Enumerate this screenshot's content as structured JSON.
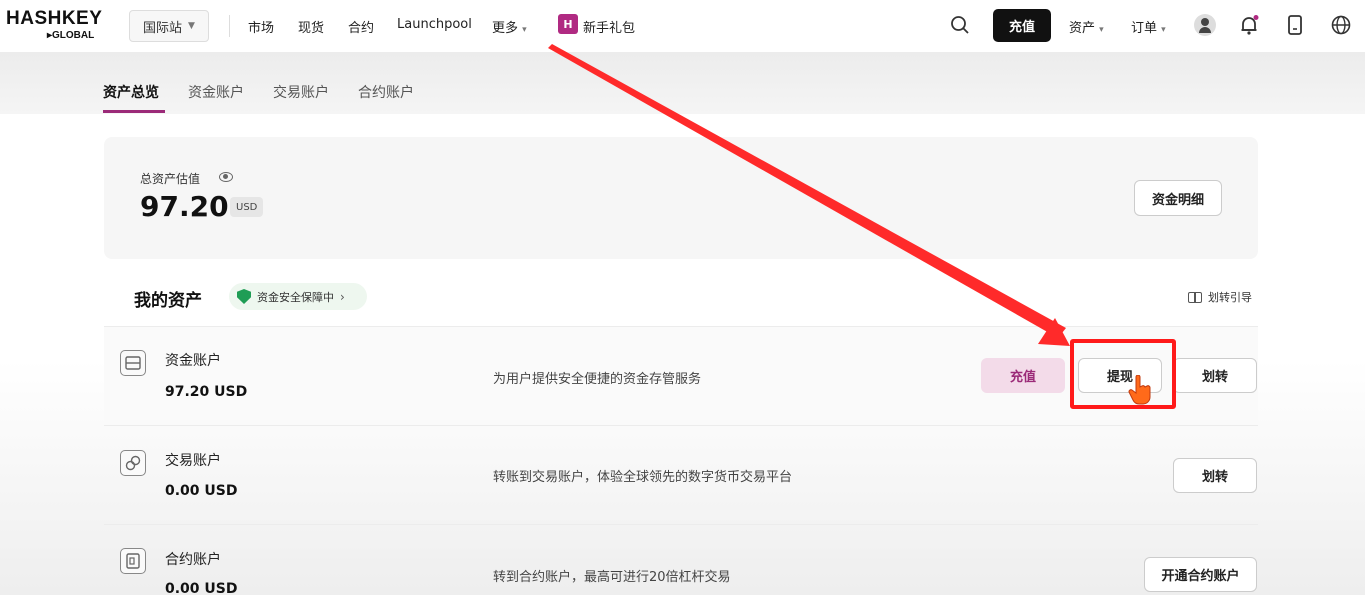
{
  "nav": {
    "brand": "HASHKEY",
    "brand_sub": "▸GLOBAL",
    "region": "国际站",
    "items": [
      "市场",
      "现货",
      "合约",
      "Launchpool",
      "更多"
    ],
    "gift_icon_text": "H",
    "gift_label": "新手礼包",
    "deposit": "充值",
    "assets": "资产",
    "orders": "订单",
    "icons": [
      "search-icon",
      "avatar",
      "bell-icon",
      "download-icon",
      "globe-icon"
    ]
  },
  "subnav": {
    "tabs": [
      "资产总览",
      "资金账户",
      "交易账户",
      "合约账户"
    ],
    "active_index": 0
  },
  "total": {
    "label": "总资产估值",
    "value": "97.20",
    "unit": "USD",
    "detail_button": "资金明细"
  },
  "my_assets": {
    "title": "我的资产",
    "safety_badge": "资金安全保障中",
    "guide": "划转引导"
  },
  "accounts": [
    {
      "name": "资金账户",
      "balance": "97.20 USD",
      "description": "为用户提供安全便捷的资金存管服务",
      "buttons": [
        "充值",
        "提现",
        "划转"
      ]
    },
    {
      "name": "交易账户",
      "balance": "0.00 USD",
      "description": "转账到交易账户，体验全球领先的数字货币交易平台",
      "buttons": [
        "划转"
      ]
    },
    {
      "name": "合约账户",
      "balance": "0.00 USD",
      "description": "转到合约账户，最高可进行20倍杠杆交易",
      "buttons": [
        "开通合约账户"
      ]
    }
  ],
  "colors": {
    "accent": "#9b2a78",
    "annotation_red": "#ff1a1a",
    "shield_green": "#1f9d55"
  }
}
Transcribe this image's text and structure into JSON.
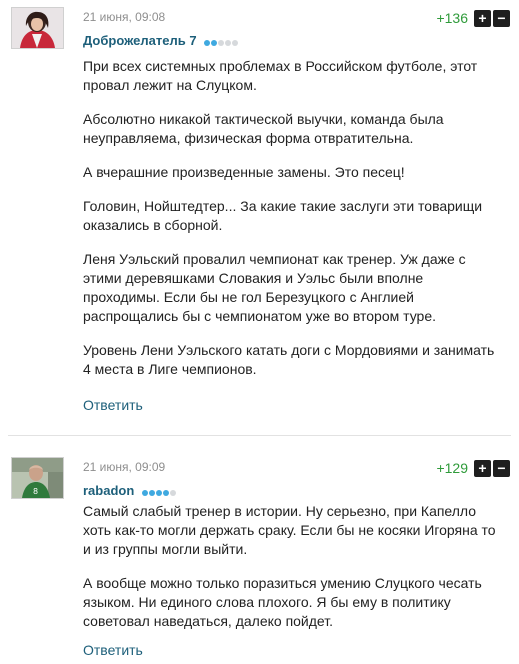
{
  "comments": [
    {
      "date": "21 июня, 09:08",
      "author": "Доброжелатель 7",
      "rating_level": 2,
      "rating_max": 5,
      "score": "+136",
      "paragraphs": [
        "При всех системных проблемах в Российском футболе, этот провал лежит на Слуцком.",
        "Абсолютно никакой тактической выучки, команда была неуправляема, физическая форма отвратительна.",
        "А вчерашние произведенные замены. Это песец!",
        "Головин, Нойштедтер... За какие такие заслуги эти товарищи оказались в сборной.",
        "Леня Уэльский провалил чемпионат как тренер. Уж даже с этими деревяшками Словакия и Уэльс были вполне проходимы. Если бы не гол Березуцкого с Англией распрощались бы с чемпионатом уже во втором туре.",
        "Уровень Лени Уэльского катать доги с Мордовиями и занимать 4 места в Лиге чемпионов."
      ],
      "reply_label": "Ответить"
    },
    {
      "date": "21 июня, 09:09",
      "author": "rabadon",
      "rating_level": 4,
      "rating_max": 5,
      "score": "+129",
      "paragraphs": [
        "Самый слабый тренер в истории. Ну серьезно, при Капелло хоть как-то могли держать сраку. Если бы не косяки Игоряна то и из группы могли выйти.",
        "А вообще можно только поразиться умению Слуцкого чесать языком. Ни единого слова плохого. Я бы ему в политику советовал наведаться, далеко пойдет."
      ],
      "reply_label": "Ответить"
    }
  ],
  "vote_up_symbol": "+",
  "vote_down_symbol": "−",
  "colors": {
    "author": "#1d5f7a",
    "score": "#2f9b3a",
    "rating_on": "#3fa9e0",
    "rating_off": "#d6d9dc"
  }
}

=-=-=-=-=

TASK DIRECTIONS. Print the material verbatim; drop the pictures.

SOLVED EXERCISE.
Enumerate this screenshot's content as structured JSON.
{
  "nav": {
    "brand": "HASHKEY",
    "brand_sub": "▸GLOBAL",
    "region": "国际站",
    "items": [
      "市场",
      "现货",
      "合约",
      "Launchpool",
      "更多"
    ],
    "gift_icon_text": "H",
    "gift_label": "新手礼包",
    "deposit": "充值",
    "assets": "资产",
    "orders": "订单",
    "icons": [
      "search-icon",
      "avatar",
      "bell-icon",
      "download-icon",
      "globe-icon"
    ]
  },
  "subnav": {
    "tabs": [
      "资产总览",
      "资金账户",
      "交易账户",
      "合约账户"
    ],
    "active_index": 0
  },
  "total": {
    "label": "总资产估值",
    "value": "97.20",
    "unit": "USD",
    "detail_button": "资金明细"
  },
  "my_assets": {
    "title": "我的资产",
    "safety_badge": "资金安全保障中",
    "guide": "划转引导"
  },
  "accounts": [
    {
      "name": "资金账户",
      "balance": "97.20 USD",
      "description": "为用户提供安全便捷的资金存管服务",
      "buttons": [
        "充值",
        "提现",
        "划转"
      ]
    },
    {
      "name": "交易账户",
      "balance": "0.00 USD",
      "description": "转账到交易账户，体验全球领先的数字货币交易平台",
      "buttons": [
        "划转"
      ]
    },
    {
      "name": "合约账户",
      "balance": "0.00 USD",
      "description": "转到合约账户，最高可进行20倍杠杆交易",
      "buttons": [
        "开通合约账户"
      ]
    }
  ],
  "colors": {
    "accent": "#9b2a78",
    "annotation_red": "#ff1a1a",
    "shield_green": "#1f9d55"
  }
}
Transcribe this image's text and structure into JSON.
{
  "comments": [
    {
      "date": "21 июня, 09:08",
      "author": "Доброжелатель 7",
      "rating_level": 2,
      "rating_max": 5,
      "score": "+136",
      "paragraphs": [
        "При всех системных проблемах в Российском футболе, этот провал лежит на Слуцком.",
        "Абсолютно никакой тактической выучки, команда была неуправляема, физическая форма отвратительна.",
        "А вчерашние произведенные замены. Это песец!",
        "Головин, Нойштедтер... За какие такие заслуги эти товарищи оказались в сборной.",
        "Леня Уэльский провалил чемпионат как тренер. Уж даже с этими деревяшками Словакия и Уэльс были вполне проходимы. Если бы не гол Березуцкого с Англией распрощались бы с чемпионатом уже во втором туре.",
        "Уровень Лени Уэльского катать доги с Мордовиями и занимать 4 места в Лиге чемпионов."
      ],
      "reply_label": "Ответить"
    },
    {
      "date": "21 июня, 09:09",
      "author": "rabadon",
      "rating_level": 4,
      "rating_max": 5,
      "score": "+129",
      "paragraphs": [
        "Самый слабый тренер в истории. Ну серьезно, при Капелло хоть как-то могли держать сраку. Если бы не косяки Игоряна то и из группы могли выйти.",
        "А вообще можно только поразиться умению Слуцкого чесать языком. Ни единого слова плохого. Я бы ему в политику советовал наведаться, далеко пойдет."
      ],
      "reply_label": "Ответить"
    }
  ],
  "vote_up_symbol": "+",
  "vote_down_symbol": "−",
  "colors": {
    "author": "#1d5f7a",
    "score": "#2f9b3a",
    "rating_on": "#3fa9e0",
    "rating_off": "#d6d9dc"
  }
}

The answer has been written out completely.